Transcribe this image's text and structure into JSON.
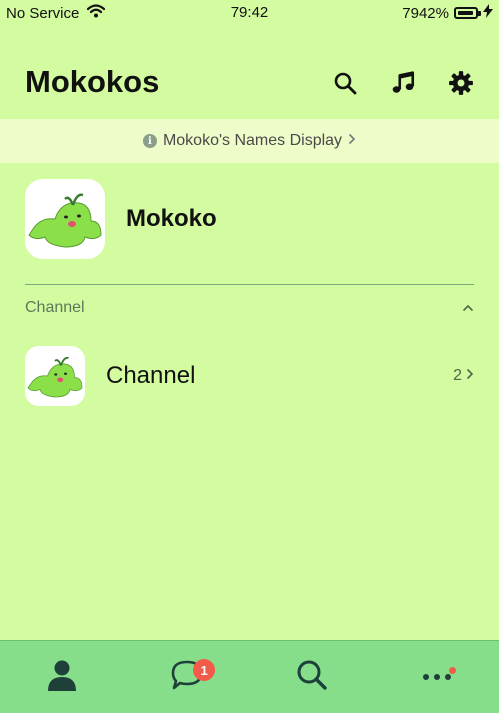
{
  "status": {
    "carrier": "No Service",
    "time": "79:42",
    "battery": "7942%"
  },
  "header": {
    "title": "Mokokos",
    "icons": [
      "search-icon",
      "music-icon",
      "gear-icon"
    ]
  },
  "notice": {
    "text": "Mokoko's Names Display"
  },
  "profile": {
    "name": "Mokoko"
  },
  "section": {
    "title": "Channel"
  },
  "channels": [
    {
      "name": "Channel",
      "count": "2"
    }
  ],
  "tabbar": {
    "tabs": [
      "person-icon",
      "chat-icon",
      "search-icon",
      "more-icon"
    ],
    "chat_badge": "1"
  },
  "colors": {
    "background": "#d3fb9f",
    "tab_bar": "#86de8a",
    "notice_bg": "#eefcc9",
    "badge": "#f25a4a"
  }
}
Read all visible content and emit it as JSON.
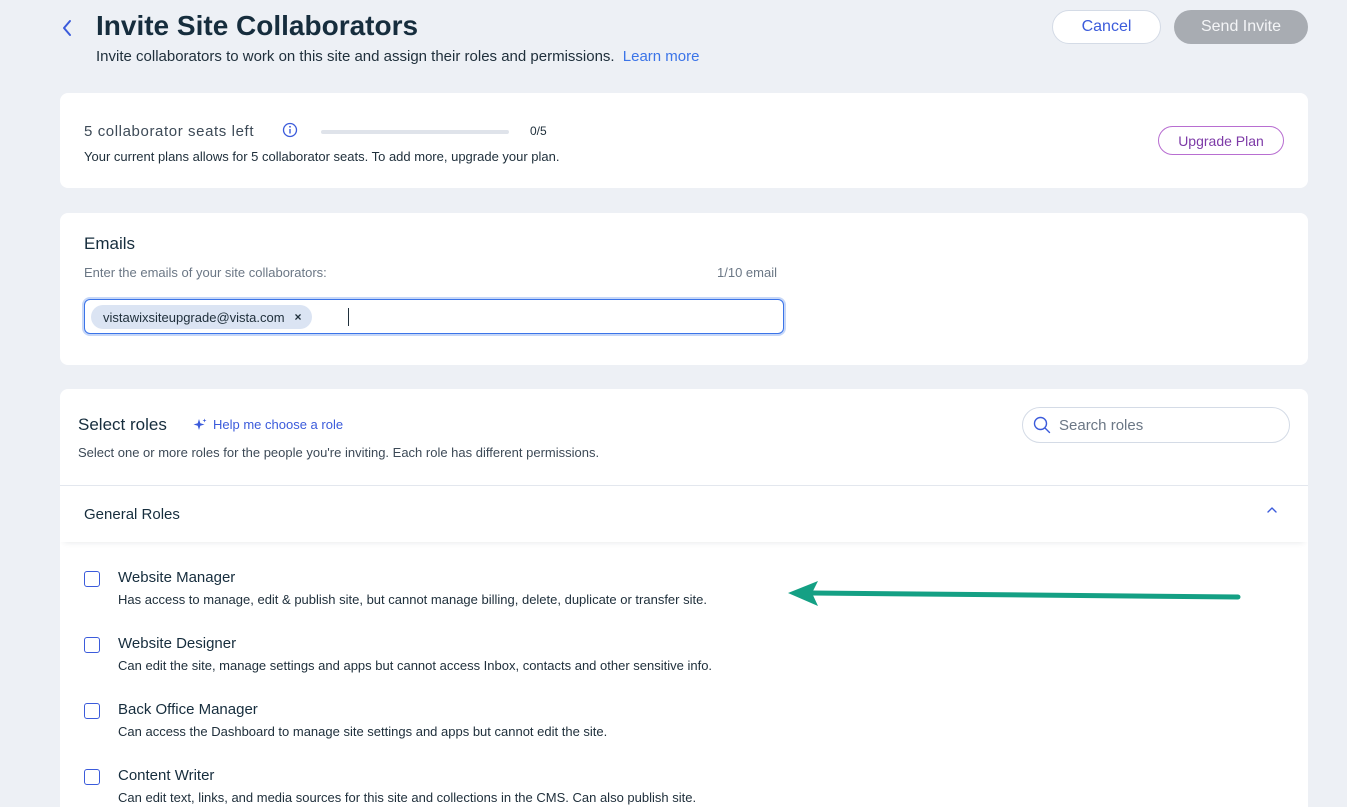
{
  "header": {
    "title": "Invite Site Collaborators",
    "subtitle": "Invite collaborators to work on this site and assign their roles and permissions.",
    "learn_more": "Learn more",
    "cancel_label": "Cancel",
    "send_label": "Send Invite"
  },
  "seats": {
    "label": "5 collaborator seats left",
    "used": 0,
    "total": 5,
    "progress_text": "0/5",
    "description": "Your current plans allows for 5 collaborator seats. To add more, upgrade your plan.",
    "upgrade_label": "Upgrade Plan"
  },
  "emails": {
    "title": "Emails",
    "description": "Enter the emails of your site collaborators:",
    "count": "1/10 email",
    "chips": [
      "vistawixsiteupgrade@vista.com"
    ],
    "chip_remove": "×"
  },
  "roles": {
    "title": "Select roles",
    "help_label": "Help me choose a role",
    "description": "Select one or more roles for the people you're inviting. Each role has different permissions.",
    "search_placeholder": "Search roles",
    "section_title": "General Roles",
    "items": [
      {
        "name": "Website Manager",
        "description": "Has access to manage, edit & publish site, but cannot manage billing, delete, duplicate or transfer site.",
        "checked": false
      },
      {
        "name": "Website Designer",
        "description": "Can edit the site, manage settings and apps but cannot access Inbox, contacts and other sensitive info.",
        "checked": false
      },
      {
        "name": "Back Office Manager",
        "description": "Can access the Dashboard to manage site settings and apps but cannot edit the site.",
        "checked": false
      },
      {
        "name": "Content Writer",
        "description": "Can edit text, links, and media sources for this site and collections in the CMS. Can also publish site.",
        "checked": false
      }
    ]
  },
  "colors": {
    "accent": "#3b5bdb",
    "link": "#3b74e8",
    "upgrade": "#7d3aa7",
    "annotation_arrow": "#14a084",
    "background": "#edf0f5"
  },
  "icons": {
    "back": "chevron-left-icon",
    "info": "info-icon",
    "help": "sparkle-icon",
    "search": "search-icon",
    "collapse": "chevron-up-icon",
    "annotation": "arrow-left-icon"
  }
}
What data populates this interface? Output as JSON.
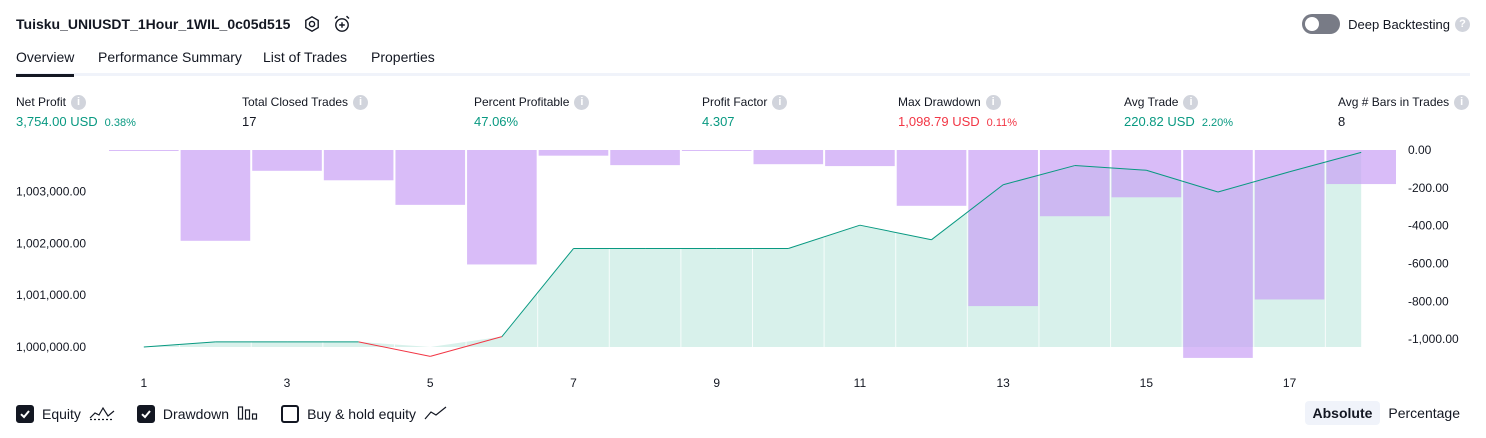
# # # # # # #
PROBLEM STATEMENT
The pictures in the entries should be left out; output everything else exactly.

EXPECTED OUTPUT
Transcribe this image's text and structure into JSON.
{
  "status": {
    "carrier": "No Service",
    "time": "79:42",
    "battery": "7942%"
  },
  "header": {
    "title": "Mokokos",
    "icons": [
      "search-icon",
      "music-icon",
      "gear-icon"
    ]
  },
  "notice": {
    "text": "Mokoko's Names Display"
  },
  "profile": {
    "name": "Mokoko"
  },
  "section": {
    "title": "Channel"
  },
  "channels": [
    {
      "name": "Channel",
      "count": "2"
    }
  ],
  "tabbar": {
    "tabs": [
      "person-icon",
      "chat-icon",
      "search-icon",
      "more-icon"
    ],
    "chat_badge": "1"
  },
  "colors": {
    "background": "#d3fb9f",
    "tab_bar": "#86de8a",
    "notice_bg": "#eefcc9",
    "badge": "#f25a4a"
  }
}
Read all visible content and emit it as JSON.
{
  "header": {
    "title": "Invite Site Collaborators",
    "subtitle": "Invite collaborators to work on this site and assign their roles and permissions.",
    "learn_more": "Learn more",
    "cancel_label": "Cancel",
    "send_label": "Send Invite"
  },
  "seats": {
    "label": "5 collaborator seats left",
    "used": 0,
    "total": 5,
    "progress_text": "0/5",
    "description": "Your current plans allows for 5 collaborator seats. To add more, upgrade your plan.",
    "upgrade_label": "Upgrade Plan"
  },
  "emails": {
    "title": "Emails",
    "description": "Enter the emails of your site collaborators:",
    "count": "1/10 email",
    "chips": [
      "vistawixsiteupgrade@vista.com"
    ],
    "chip_remove": "×"
  },
  "roles": {
    "title": "Select roles",
    "help_label": "Help me choose a role",
    "description": "Select one or more roles for the people you're inviting. Each role has different permissions.",
    "search_placeholder": "Search roles",
    "section_title": "General Roles",
    "items": [
      {
        "name": "Website Manager",
        "description": "Has access to manage, edit & publish site, but cannot manage billing, delete, duplicate or transfer site.",
        "checked": false
      },
      {
        "name": "Website Designer",
        "description": "Can edit the site, manage settings and apps but cannot access Inbox, contacts and other sensitive info.",
        "checked": false
      },
      {
        "name": "Back Office Manager",
        "description": "Can access the Dashboard to manage site settings and apps but cannot edit the site.",
        "checked": false
      },
      {
        "name": "Content Writer",
        "description": "Can edit text, links, and media sources for this site and collections in the CMS. Can also publish site.",
        "checked": false
      }
    ]
  },
  "colors": {
    "accent": "#3b5bdb",
    "link": "#3b74e8",
    "upgrade": "#7d3aa7",
    "annotation_arrow": "#14a084",
    "background": "#edf0f5"
  },
  "icons": {
    "back": "chevron-left-icon",
    "info": "info-icon",
    "help": "sparkle-icon",
    "search": "search-icon",
    "collapse": "chevron-up-icon",
    "annotation": "arrow-left-icon"
  }
}
What data populates this interface? Output as JSON.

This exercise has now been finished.